▸ Exercise details
Every single entry that follows must be copied exactly.

▸ Source records

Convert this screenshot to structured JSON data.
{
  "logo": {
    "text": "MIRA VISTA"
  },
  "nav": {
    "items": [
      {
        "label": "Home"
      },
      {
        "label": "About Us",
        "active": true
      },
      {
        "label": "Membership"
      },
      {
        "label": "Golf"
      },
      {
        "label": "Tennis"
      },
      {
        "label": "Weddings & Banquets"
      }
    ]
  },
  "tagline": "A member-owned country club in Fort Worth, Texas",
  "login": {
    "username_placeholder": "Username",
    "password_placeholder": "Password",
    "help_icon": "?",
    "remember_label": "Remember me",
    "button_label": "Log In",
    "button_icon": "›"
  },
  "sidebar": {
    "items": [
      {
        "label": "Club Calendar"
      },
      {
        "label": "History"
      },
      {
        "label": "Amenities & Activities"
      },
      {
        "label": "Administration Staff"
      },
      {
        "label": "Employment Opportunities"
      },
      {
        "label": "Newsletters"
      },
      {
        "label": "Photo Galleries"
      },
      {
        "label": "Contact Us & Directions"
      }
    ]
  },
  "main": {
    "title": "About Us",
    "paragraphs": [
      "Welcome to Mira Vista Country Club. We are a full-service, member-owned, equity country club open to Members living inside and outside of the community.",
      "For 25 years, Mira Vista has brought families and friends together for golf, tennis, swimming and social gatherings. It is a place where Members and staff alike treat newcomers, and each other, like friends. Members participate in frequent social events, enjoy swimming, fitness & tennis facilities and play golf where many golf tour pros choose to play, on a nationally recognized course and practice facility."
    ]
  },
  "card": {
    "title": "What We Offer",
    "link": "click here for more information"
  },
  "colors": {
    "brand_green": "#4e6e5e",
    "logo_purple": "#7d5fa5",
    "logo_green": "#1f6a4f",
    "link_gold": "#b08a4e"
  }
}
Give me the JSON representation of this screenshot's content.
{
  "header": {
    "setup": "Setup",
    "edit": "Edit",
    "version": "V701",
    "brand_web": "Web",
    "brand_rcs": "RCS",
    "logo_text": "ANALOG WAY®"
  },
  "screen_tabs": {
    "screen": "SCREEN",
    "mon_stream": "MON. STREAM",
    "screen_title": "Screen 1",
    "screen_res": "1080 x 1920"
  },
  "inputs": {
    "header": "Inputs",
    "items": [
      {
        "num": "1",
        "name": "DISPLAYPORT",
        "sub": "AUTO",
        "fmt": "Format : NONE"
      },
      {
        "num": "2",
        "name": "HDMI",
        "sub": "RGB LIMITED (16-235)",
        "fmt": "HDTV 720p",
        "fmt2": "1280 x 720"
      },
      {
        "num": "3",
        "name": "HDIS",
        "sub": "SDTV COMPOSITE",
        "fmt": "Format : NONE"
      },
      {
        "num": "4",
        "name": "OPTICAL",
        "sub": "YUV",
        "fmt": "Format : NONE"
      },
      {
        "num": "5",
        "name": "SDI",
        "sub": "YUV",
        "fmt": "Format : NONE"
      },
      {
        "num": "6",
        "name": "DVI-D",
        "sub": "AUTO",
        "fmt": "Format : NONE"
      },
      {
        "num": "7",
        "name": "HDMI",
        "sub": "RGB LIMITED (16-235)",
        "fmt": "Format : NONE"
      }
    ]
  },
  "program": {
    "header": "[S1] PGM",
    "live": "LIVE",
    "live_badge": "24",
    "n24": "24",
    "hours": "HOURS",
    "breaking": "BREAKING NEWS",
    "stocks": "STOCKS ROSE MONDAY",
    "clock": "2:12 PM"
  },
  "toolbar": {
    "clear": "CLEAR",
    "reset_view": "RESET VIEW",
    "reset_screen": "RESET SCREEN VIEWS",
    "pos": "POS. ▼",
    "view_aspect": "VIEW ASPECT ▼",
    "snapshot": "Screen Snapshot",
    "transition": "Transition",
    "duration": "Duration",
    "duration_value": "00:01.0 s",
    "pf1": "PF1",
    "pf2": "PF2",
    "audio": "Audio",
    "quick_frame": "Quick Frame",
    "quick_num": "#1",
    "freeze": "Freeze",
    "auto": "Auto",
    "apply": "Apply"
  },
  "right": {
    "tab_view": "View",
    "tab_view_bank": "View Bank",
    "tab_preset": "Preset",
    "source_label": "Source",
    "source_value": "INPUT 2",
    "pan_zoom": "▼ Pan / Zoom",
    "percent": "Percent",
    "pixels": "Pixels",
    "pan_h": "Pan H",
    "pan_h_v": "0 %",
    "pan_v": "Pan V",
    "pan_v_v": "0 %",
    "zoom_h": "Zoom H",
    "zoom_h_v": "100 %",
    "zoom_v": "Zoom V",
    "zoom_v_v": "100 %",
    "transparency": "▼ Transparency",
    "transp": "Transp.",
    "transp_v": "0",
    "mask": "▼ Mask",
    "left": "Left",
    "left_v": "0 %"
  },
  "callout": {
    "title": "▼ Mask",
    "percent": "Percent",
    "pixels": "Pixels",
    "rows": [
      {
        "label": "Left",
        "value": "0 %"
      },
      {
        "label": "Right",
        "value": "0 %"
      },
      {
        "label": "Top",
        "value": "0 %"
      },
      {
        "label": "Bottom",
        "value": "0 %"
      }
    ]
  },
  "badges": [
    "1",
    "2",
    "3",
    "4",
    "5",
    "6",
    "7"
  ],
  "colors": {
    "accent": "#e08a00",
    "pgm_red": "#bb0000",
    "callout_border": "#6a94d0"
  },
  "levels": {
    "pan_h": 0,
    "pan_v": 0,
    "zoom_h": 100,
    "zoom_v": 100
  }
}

▸ The completed task
Convert this screenshot to structured JSON data.
{
  "logo": {
    "text": "MIRA VISTA"
  },
  "nav": {
    "items": [
      {
        "label": "Home"
      },
      {
        "label": "About Us",
        "active": true
      },
      {
        "label": "Membership"
      },
      {
        "label": "Golf"
      },
      {
        "label": "Tennis"
      },
      {
        "label": "Weddings & Banquets"
      }
    ]
  },
  "tagline": "A member-owned country club in Fort Worth, Texas",
  "login": {
    "username_placeholder": "Username",
    "password_placeholder": "Password",
    "help_icon": "?",
    "remember_label": "Remember me",
    "button_label": "Log In",
    "button_icon": "›"
  },
  "sidebar": {
    "items": [
      {
        "label": "Club Calendar"
      },
      {
        "label": "History"
      },
      {
        "label": "Amenities & Activities"
      },
      {
        "label": "Administration Staff"
      },
      {
        "label": "Employment Opportunities"
      },
      {
        "label": "Newsletters"
      },
      {
        "label": "Photo Galleries"
      },
      {
        "label": "Contact Us & Directions"
      }
    ]
  },
  "main": {
    "title": "About Us",
    "paragraphs": [
      "Welcome to Mira Vista Country Club. We are a full-service, member-owned, equity country club open to Members living inside and outside of the community.",
      "For 25 years, Mira Vista has brought families and friends together for golf, tennis, swimming and social gatherings. It is a place where Members and staff alike treat newcomers, and each other, like friends. Members participate in frequent social events, enjoy swimming, fitness & tennis facilities and play golf where many golf tour pros choose to play, on a nationally recognized course and practice facility."
    ]
  },
  "card": {
    "title": "What We Offer",
    "link": "click here for more information"
  },
  "colors": {
    "brand_green": "#4e6e5e",
    "logo_purple": "#7d5fa5",
    "logo_green": "#1f6a4f",
    "link_gold": "#b08a4e"
  }
}
Give me the JSON representation of this screenshot's content.
{
  "header": {
    "setup": "Setup",
    "edit": "Edit",
    "version": "V701",
    "brand_web": "Web",
    "brand_rcs": "RCS",
    "logo_text": "ANALOG WAY®"
  },
  "screen_tabs": {
    "screen": "SCREEN",
    "mon_stream": "MON. STREAM",
    "screen_title": "Screen 1",
    "screen_res": "1080 x 1920"
  },
  "inputs": {
    "header": "Inputs",
    "items": [
      {
        "num": "1",
        "name": "DISPLAYPORT",
        "sub": "AUTO",
        "fmt": "Format : NONE"
      },
      {
        "num": "2",
        "name": "HDMI",
        "sub": "RGB LIMITED (16-235)",
        "fmt": "HDTV 720p",
        "fmt2": "1280 x 720"
      },
      {
        "num": "3",
        "name": "HDIS",
        "sub": "SDTV COMPOSITE",
        "fmt": "Format : NONE"
      },
      {
        "num": "4",
        "name": "OPTICAL",
        "sub": "YUV",
        "fmt": "Format : NONE"
      },
      {
        "num": "5",
        "name": "SDI",
        "sub": "YUV",
        "fmt": "Format : NONE"
      },
      {
        "num": "6",
        "name": "DVI-D",
        "sub": "AUTO",
        "fmt": "Format : NONE"
      },
      {
        "num": "7",
        "name": "HDMI",
        "sub": "RGB LIMITED (16-235)",
        "fmt": "Format : NONE"
      }
    ]
  },
  "program": {
    "header": "[S1] PGM",
    "live": "LIVE",
    "live_badge": "24",
    "n24": "24",
    "hours": "HOURS",
    "breaking": "BREAKING NEWS",
    "stocks": "STOCKS ROSE MONDAY",
    "clock": "2:12 PM"
  },
  "toolbar": {
    "clear": "CLEAR",
    "reset_view": "RESET VIEW",
    "reset_screen": "RESET SCREEN VIEWS",
    "pos": "POS. ▼",
    "view_aspect": "VIEW ASPECT ▼",
    "snapshot": "Screen Snapshot",
    "transition": "Transition",
    "duration": "Duration",
    "duration_value": "00:01.0 s",
    "pf1": "PF1",
    "pf2": "PF2",
    "audio": "Audio",
    "quick_frame": "Quick Frame",
    "quick_num": "#1",
    "freeze": "Freeze",
    "auto": "Auto",
    "apply": "Apply"
  },
  "right": {
    "tab_view": "View",
    "tab_view_bank": "View Bank",
    "tab_preset": "Preset",
    "source_label": "Source",
    "source_value": "INPUT 2",
    "pan_zoom": "▼ Pan / Zoom",
    "percent": "Percent",
    "pixels": "Pixels",
    "pan_h": "Pan H",
    "pan_h_v": "0 %",
    "pan_v": "Pan V",
    "pan_v_v": "0 %",
    "zoom_h": "Zoom H",
    "zoom_h_v": "100 %",
    "zoom_v": "Zoom V",
    "zoom_v_v": "100 %",
    "transparency": "▼ Transparency",
    "transp": "Transp.",
    "transp_v": "0",
    "mask": "▼ Mask",
    "left": "Left",
    "left_v": "0 %"
  },
  "callout": {
    "title": "▼ Mask",
    "percent": "Percent",
    "pixels": "Pixels",
    "rows": [
      {
        "label": "Left",
        "value": "0 %"
      },
      {
        "label": "Right",
        "value": "0 %"
      },
      {
        "label": "Top",
        "value": "0 %"
      },
      {
        "label": "Bottom",
        "value": "0 %"
      }
    ]
  },
  "badges": [
    "1",
    "2",
    "3",
    "4",
    "5",
    "6",
    "7"
  ],
  "colors": {
    "accent": "#e08a00",
    "pgm_red": "#bb0000",
    "callout_border": "#6a94d0"
  },
  "levels": {
    "pan_h": 0,
    "pan_v": 0,
    "zoom_h": 100,
    "zoom_v": 100
  }
}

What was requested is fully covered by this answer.